- Information supplied -

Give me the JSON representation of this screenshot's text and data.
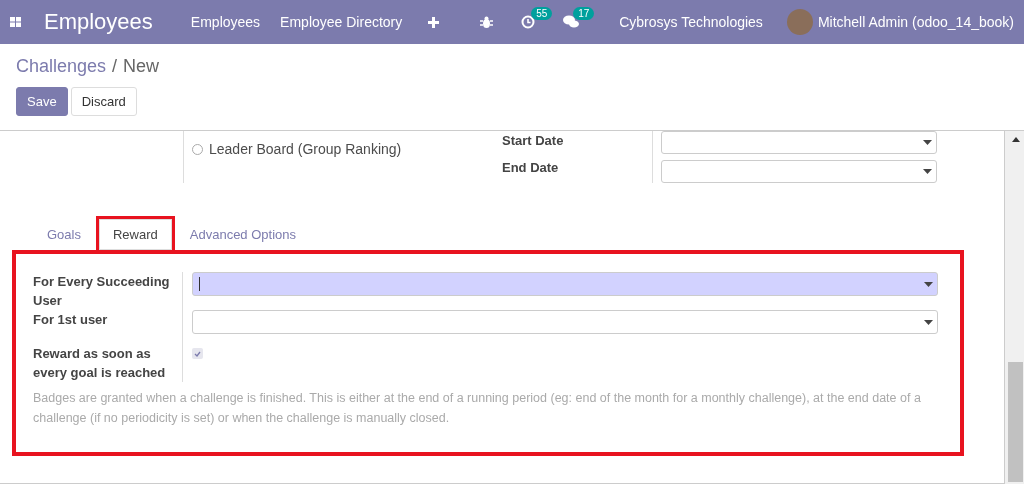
{
  "navbar": {
    "app_title": "Employees",
    "menu": [
      "Employees",
      "Employee Directory"
    ],
    "activity_count": "55",
    "message_count": "17",
    "company": "Cybrosys Technologies",
    "user": "Mitchell Admin (odoo_14_book)"
  },
  "breadcrumb": {
    "items": [
      "Challenges",
      "New"
    ],
    "separator": "/"
  },
  "buttons": [
    {
      "label": "Save",
      "kind": "primary"
    },
    {
      "label": "Discard",
      "kind": "secondary"
    }
  ],
  "header": {
    "radio": {
      "label": "Leader Board (Group Ranking)",
      "selected": false
    },
    "dates": [
      {
        "label": "Start Date"
      },
      {
        "label": "End Date"
      }
    ]
  },
  "tabs": [
    {
      "label": "Goals",
      "selected": false
    },
    {
      "label": "Reward",
      "selected": true
    },
    {
      "label": "Advanced Options",
      "selected": false
    }
  ],
  "reward_fields": [
    {
      "label": "For Every Succeeding User",
      "kind": "select",
      "focused": true
    },
    {
      "label": "For 1st user",
      "kind": "select",
      "focused": false
    },
    {
      "label": "Reward as soon as every goal is reached",
      "kind": "checkbox",
      "checked": true
    }
  ],
  "help_text": "Badges are granted when a challenge is finished. This is either at the end of a running period (eg: end of the month for a monthly challenge), at the end date of a challenge (if no periodicity is set) or when the challenge is manually closed."
}
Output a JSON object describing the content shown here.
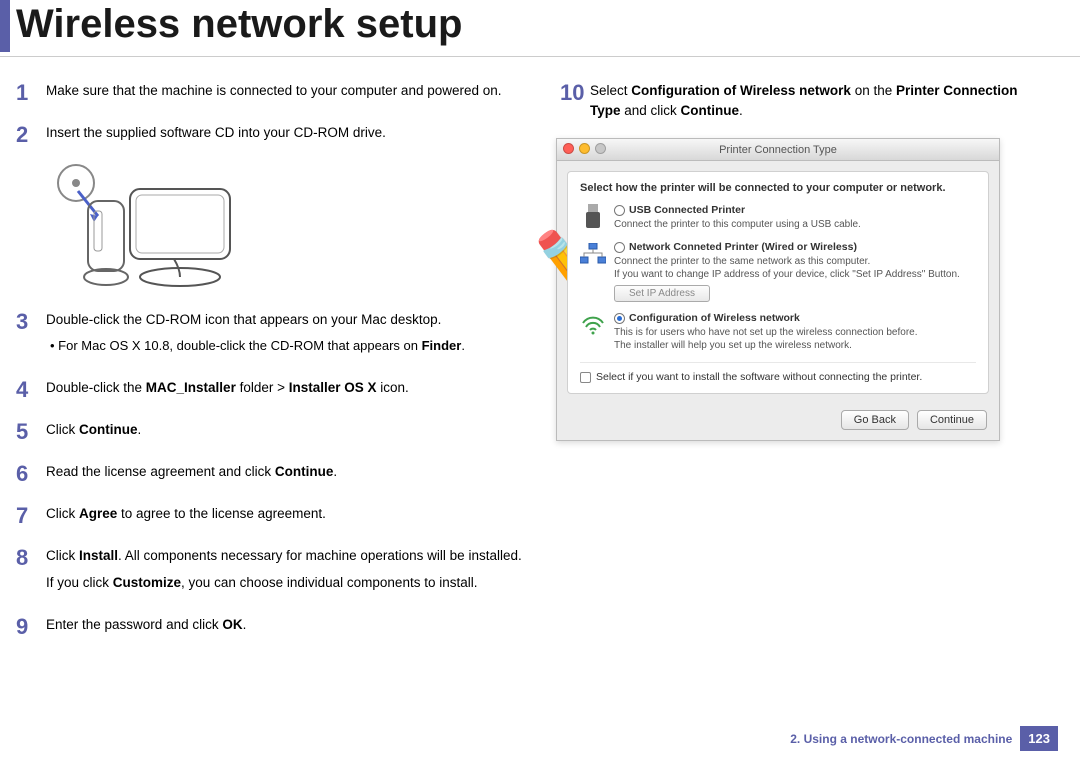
{
  "header": {
    "title": "Wireless network setup"
  },
  "steps_left": [
    {
      "n": "1",
      "text": "Make sure that the machine is connected to your computer and powered on."
    },
    {
      "n": "2",
      "text": "Insert the supplied software CD into your CD-ROM drive."
    },
    {
      "n": "3",
      "text": "Double-click the CD-ROM icon that appears on your Mac desktop.",
      "sub": "For Mac OS X 10.8, double-click the CD-ROM that appears on <b>Finder</b>."
    },
    {
      "n": "4",
      "html": "Double-click the <b>MAC_Installer</b> folder > <b>Installer OS X</b> icon."
    },
    {
      "n": "5",
      "html": "Click <b>Continue</b>."
    },
    {
      "n": "6",
      "html": "Read the license agreement and click <b>Continue</b>."
    },
    {
      "n": "7",
      "html": "Click <b>Agree</b> to agree to the license agreement."
    },
    {
      "n": "8",
      "html": "Click <b>Install</b>. All components necessary for machine operations will be installed.",
      "extra": "If you click <b>Customize</b>, you can choose individual components to install."
    },
    {
      "n": "9",
      "html": "Enter the password and click <b>OK</b>."
    }
  ],
  "step10": {
    "n": "10",
    "html": "Select <b>Configuration of Wireless network</b> on the <b>Printer Connection Type</b> and click <b>Continue</b>."
  },
  "dialog": {
    "title": "Printer Connection Type",
    "prompt": "Select how the printer will be connected to your computer or network.",
    "opt1": {
      "title": "USB Connected Printer",
      "desc": "Connect the printer to this computer using a USB cable."
    },
    "opt2": {
      "title": "Network Conneted Printer (Wired or Wireless)",
      "desc": "Connect the printer to the same network as this computer.\nIf you want to change IP address of your device, click \"Set IP Address\" Button.",
      "button": "Set IP Address"
    },
    "opt3": {
      "title": "Configuration of Wireless network",
      "desc": "This is for users who have not set up the wireless connection before.\nThe installer will help you set up the wireless network."
    },
    "checkbox": "Select if you want to install the software without connecting the printer.",
    "back": "Go Back",
    "cont": "Continue"
  },
  "footer": {
    "chapter": "2.  Using a network-connected machine",
    "page": "123"
  }
}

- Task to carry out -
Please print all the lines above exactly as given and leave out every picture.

- Answer for this exercise -
Give me the JSON representation of this screenshot's text and data.
{
  "navbar": {
    "app_title": "Employees",
    "menu": [
      "Employees",
      "Employee Directory"
    ],
    "activity_count": "55",
    "message_count": "17",
    "company": "Cybrosys Technologies",
    "user": "Mitchell Admin (odoo_14_book)"
  },
  "breadcrumb": {
    "items": [
      "Challenges",
      "New"
    ],
    "separator": "/"
  },
  "buttons": [
    {
      "label": "Save",
      "kind": "primary"
    },
    {
      "label": "Discard",
      "kind": "secondary"
    }
  ],
  "header": {
    "radio": {
      "label": "Leader Board (Group Ranking)",
      "selected": false
    },
    "dates": [
      {
        "label": "Start Date"
      },
      {
        "label": "End Date"
      }
    ]
  },
  "tabs": [
    {
      "label": "Goals",
      "selected": false
    },
    {
      "label": "Reward",
      "selected": true
    },
    {
      "label": "Advanced Options",
      "selected": false
    }
  ],
  "reward_fields": [
    {
      "label": "For Every Succeeding User",
      "kind": "select",
      "focused": true
    },
    {
      "label": "For 1st user",
      "kind": "select",
      "focused": false
    },
    {
      "label": "Reward as soon as every goal is reached",
      "kind": "checkbox",
      "checked": true
    }
  ],
  "help_text": "Badges are granted when a challenge is finished. This is either at the end of a running period (eg: end of the month for a monthly challenge), at the end date of a challenge (if no periodicity is set) or when the challenge is manually closed."
}
Output a JSON object describing the content shown here.
{
  "header": {
    "title": "Wireless network setup"
  },
  "steps_left": [
    {
      "n": "1",
      "text": "Make sure that the machine is connected to your computer and powered on."
    },
    {
      "n": "2",
      "text": "Insert the supplied software CD into your CD-ROM drive."
    },
    {
      "n": "3",
      "text": "Double-click the CD-ROM icon that appears on your Mac desktop.",
      "sub": "For Mac OS X 10.8, double-click the CD-ROM that appears on <b>Finder</b>."
    },
    {
      "n": "4",
      "html": "Double-click the <b>MAC_Installer</b> folder > <b>Installer OS X</b> icon."
    },
    {
      "n": "5",
      "html": "Click <b>Continue</b>."
    },
    {
      "n": "6",
      "html": "Read the license agreement and click <b>Continue</b>."
    },
    {
      "n": "7",
      "html": "Click <b>Agree</b> to agree to the license agreement."
    },
    {
      "n": "8",
      "html": "Click <b>Install</b>. All components necessary for machine operations will be installed.",
      "extra": "If you click <b>Customize</b>, you can choose individual components to install."
    },
    {
      "n": "9",
      "html": "Enter the password and click <b>OK</b>."
    }
  ],
  "step10": {
    "n": "10",
    "html": "Select <b>Configuration of Wireless network</b> on the <b>Printer Connection Type</b> and click <b>Continue</b>."
  },
  "dialog": {
    "title": "Printer Connection Type",
    "prompt": "Select how the printer will be connected to your computer or network.",
    "opt1": {
      "title": "USB Connected Printer",
      "desc": "Connect the printer to this computer using a USB cable."
    },
    "opt2": {
      "title": "Network Conneted Printer (Wired or Wireless)",
      "desc": "Connect the printer to the same network as this computer.\nIf you want to change IP address of your device, click \"Set IP Address\" Button.",
      "button": "Set IP Address"
    },
    "opt3": {
      "title": "Configuration of Wireless network",
      "desc": "This is for users who have not set up the wireless connection before.\nThe installer will help you set up the wireless network."
    },
    "checkbox": "Select if you want to install the software without connecting the printer.",
    "back": "Go Back",
    "cont": "Continue"
  },
  "footer": {
    "chapter": "2.  Using a network-connected machine",
    "page": "123"
  }
}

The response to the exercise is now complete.